I completely agree with that goal. The francophone population of Nova Scotia, which listens to the Radio-Canada station out of Halifax, is upset about the fact that they hear more updates on traffic jams in Montreal and on the Samuel de Champlain Bridge than they do content from Nova Scotia artists.
It is important to point out that the case of the Atlantic provinces is unique. There is only one television production centre, supported by three radio production centres, to serve the four provinces. We want more local content to reflect the unique nature of Acadia and to promote and protect Acadian culture.
Unfortunately, when the CBC does not keep its commitments, even when complaints are filed with the CRTC, it is generally not penalized because it is not subject to the same rules as other Canadian broadcasters.
In 2021, it is unacceptable that this exemption still exists. It needs to be removed through Bill C-10. It is vital that the percentage of Canadian content is respected to the letter and that each region of Canada can enforce its local cultural content quotas.
The Conservatives want an equitable regulatory framework for digital media and conventional broadcasters. My Conservative colleagues and I will only be able to support the modernization of the Broadcasting Act if it includes additional, clear, non-negotiable francophone content requirements.
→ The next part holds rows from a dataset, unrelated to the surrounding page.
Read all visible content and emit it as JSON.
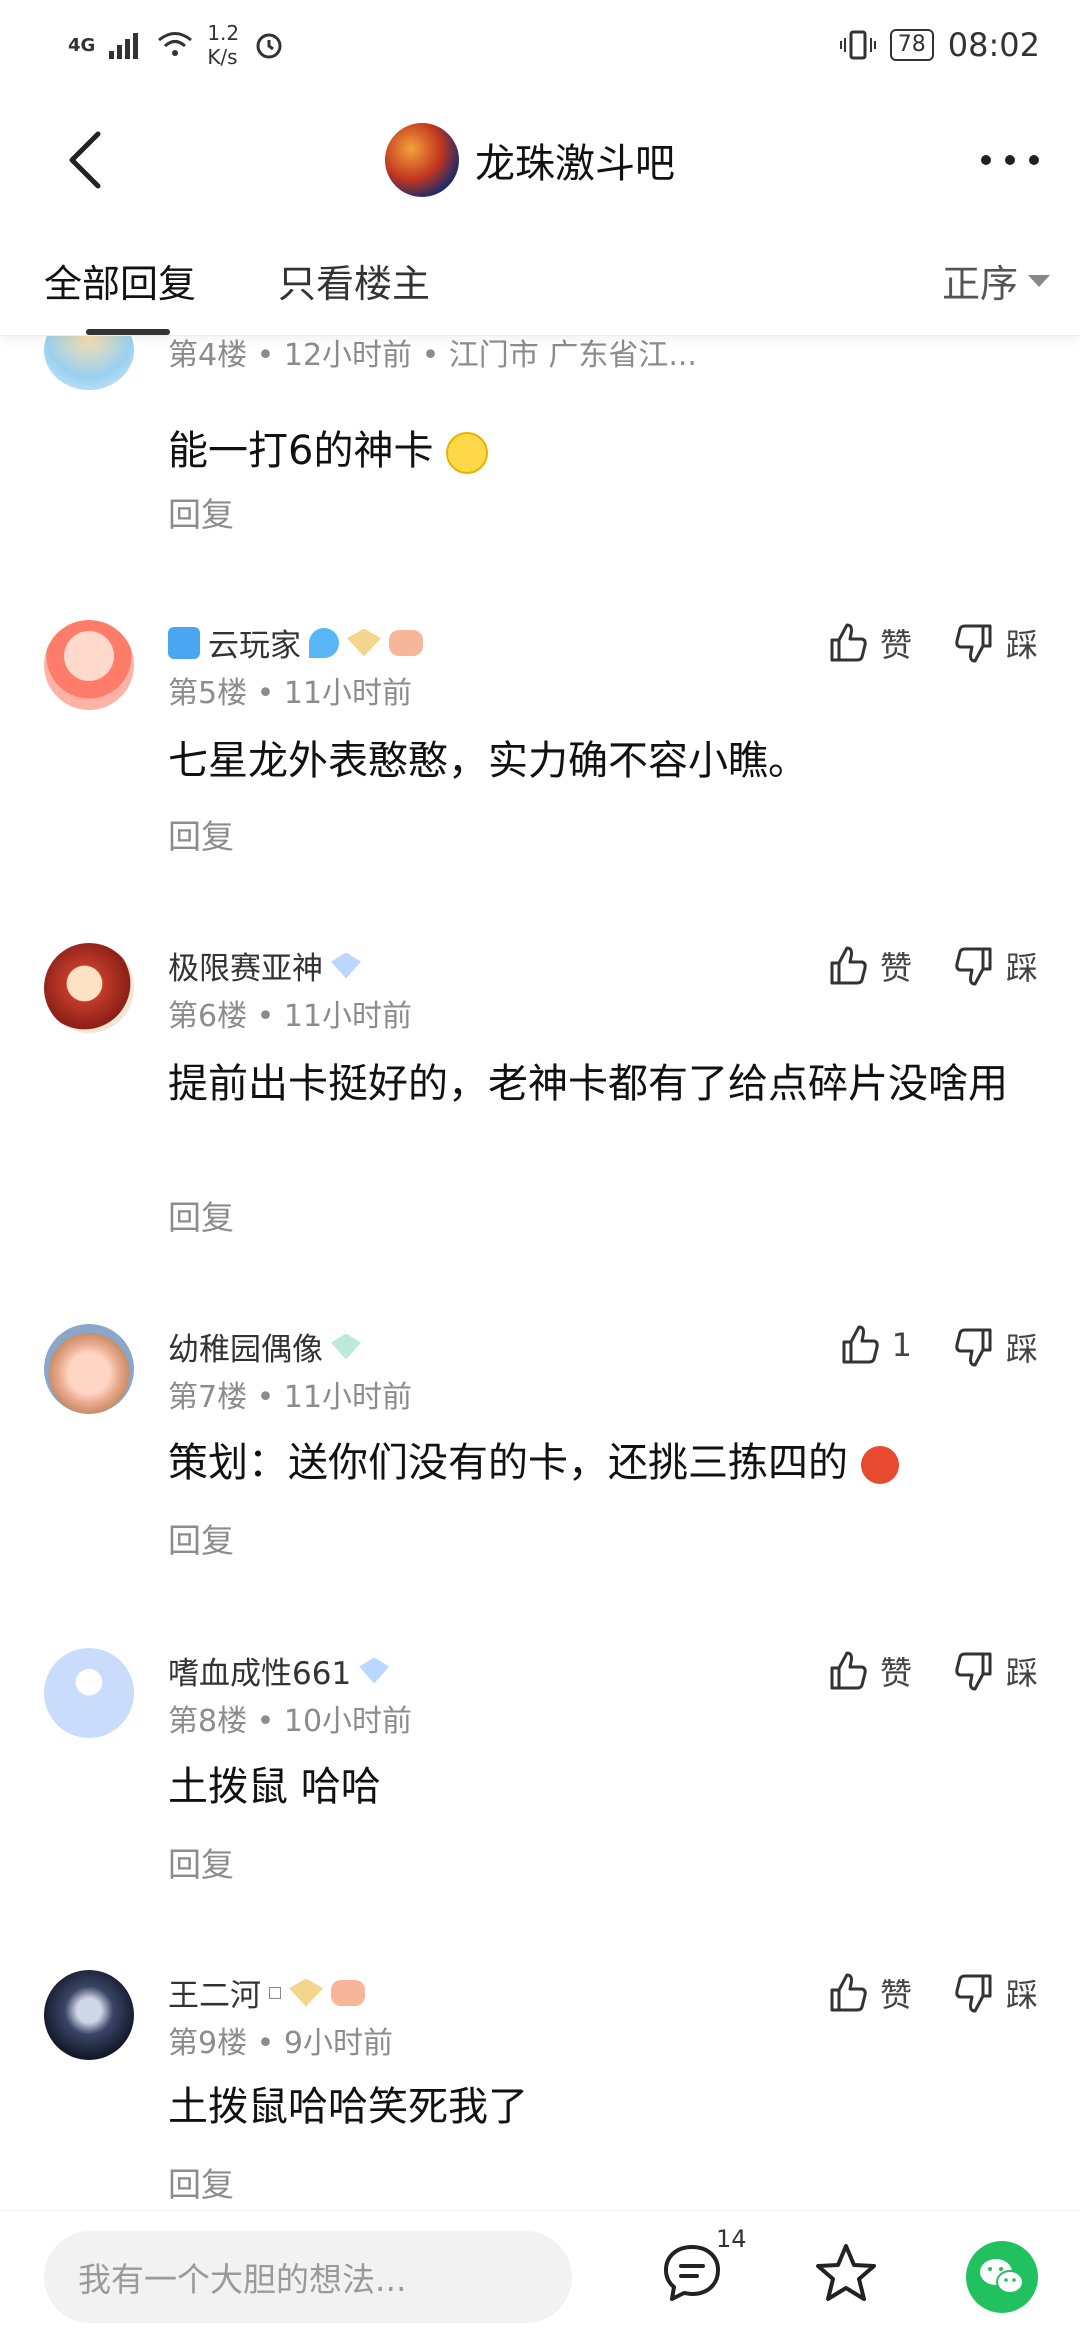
{
  "status_bar": {
    "network": "4G",
    "speed_value": "1.2",
    "speed_unit": "K/s",
    "battery": "78",
    "time": "08:02"
  },
  "header": {
    "title": "龙珠激斗吧"
  },
  "tabs": {
    "all": "全部回复",
    "owner_only": "只看楼主",
    "sort": "正序"
  },
  "posts": [
    {
      "floor_meta": "第4楼 • 12小时前 • 江门市 广东省江...",
      "content": "能一打6的神卡",
      "reply": "回复"
    },
    {
      "username": "云玩家",
      "floor_meta": "第5楼 • 11小时前",
      "content": "七星龙外表憨憨，实力确不容小瞧。",
      "reply": "回复",
      "like": "赞",
      "dislike": "踩",
      "level": "10"
    },
    {
      "username": "极限赛亚神",
      "floor_meta": "第6楼 • 11小时前",
      "content": "提前出卡挺好的，老神卡都有了给点碎片没啥用",
      "reply": "回复",
      "like": "赞",
      "dislike": "踩",
      "level": "8"
    },
    {
      "username": "幼稚园偶像",
      "floor_meta": "第7楼 • 11小时前",
      "content": "策划：送你们没有的卡，还挑三拣四的",
      "reply": "回复",
      "like": "1",
      "dislike": "踩",
      "level": "1"
    },
    {
      "username": "嗜血成性661",
      "floor_meta": "第8楼 • 10小时前",
      "content": "土拨鼠 哈哈",
      "reply": "回复",
      "like": "赞",
      "dislike": "踩",
      "level": "8"
    },
    {
      "username": "王二河",
      "floor_meta": "第9楼 • 9小时前",
      "content": "土拨鼠哈哈笑死我了",
      "reply": "回复",
      "like": "赞",
      "dislike": "踩",
      "level": "10"
    }
  ],
  "bottom_bar": {
    "placeholder": "我有一个大胆的想法...",
    "comment_count": "14"
  }
}
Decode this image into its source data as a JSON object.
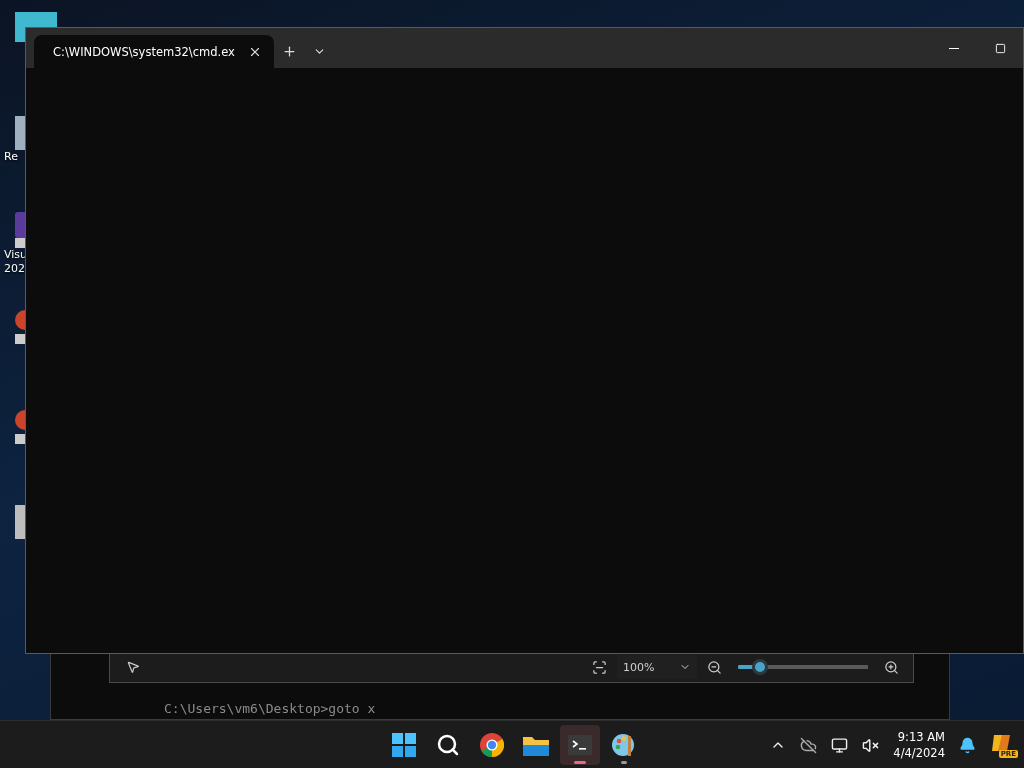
{
  "desktop_icons": [
    {
      "kind": "folder"
    },
    {
      "kind": "bin",
      "labels": [
        "Re"
      ]
    },
    {
      "kind": "studio",
      "labels": [
        "Visu",
        "202"
      ]
    },
    {
      "kind": "red"
    },
    {
      "kind": "red"
    },
    {
      "kind": "gray"
    }
  ],
  "console_window": {
    "prompt": "C:\\Users\\vm6\\Desktop>goto x"
  },
  "image_viewer": {
    "zoom": "100%",
    "zoom_slider": {
      "level": 0.17
    }
  },
  "terminal": {
    "tabs": [
      {
        "title": "C:\\WINDOWS\\system32\\cmd.ex",
        "selected": true
      }
    ]
  },
  "taskbar": {
    "apps": [
      {
        "kind": "start",
        "active": false
      },
      {
        "kind": "search",
        "active": false
      },
      {
        "kind": "chrome",
        "active": false
      },
      {
        "kind": "explorer",
        "active": false
      },
      {
        "kind": "terminal",
        "active": true
      },
      {
        "kind": "paint",
        "active": false
      }
    ],
    "time": "9:13 AM",
    "date": "4/4/2024",
    "copilot_badge": "PRE"
  }
}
During the Canadian Broadcasting Corporation's licence renewal process, the Fédération acadienne de la Nouvelle-Écosse noted in its brief presented on January 13 to the Canadian Radio-television and Telecommunications Commission that Acadians in Nova Scotia did not get access to a French-language elementary school education until 1981. It took a legal battle that went all the way to the Supreme Court of Canada for them to finally, in 2003, get access to a French-language education in a system of homogenous secondary schools. Without that education in French, Acadians in Nova Scotia became assimilated at an alarming rate. Between 1981 and 1996, the number of French-speaking Acadians in Nova Scotia went from 80,000 to 42,000,
In the spring and fall of 2019, the Fédération acadienne de la Nouvelle-Écosse consulted extensively throughout the province on linguistic insecurity. Participants all reported experiencing language insecurity, discomfort or reluctance to express themselves in French, or even a feeling of inadequacy in French. I am quite saddened by these results. The lack of familiarity on the part of the broader Canadian public when it comes to Nova Scotia's Acadian community contributes to this linguistic insecurity.
Local content must be created so people can see themselves reflected in the media. The one and only measure to improve the place of French is to replace the reference in section 3 that weakens it further. This step backwards is completely unacceptable. It represents a much more vague and, more importantly, a much weaker approach than the act provides for indigenous content, for example.
This is another example of the Liberal government's contradictions. The government is further weakening an essential piece of legislation that is already weak, while making francophone communities across Canada believe that it will introduce a bill to modernize the Official Languages Act, which would focus on the promotion and protection of the French language for all minority francophone communities. That is nonsense.
In light of all these points, there is no way I can vote in favour of this bill without a firm commitment from the government to thoroughly review all the amendments needed to improve it in order to ensure that Acadian and francophone Canadian content has the kind of future it deserves.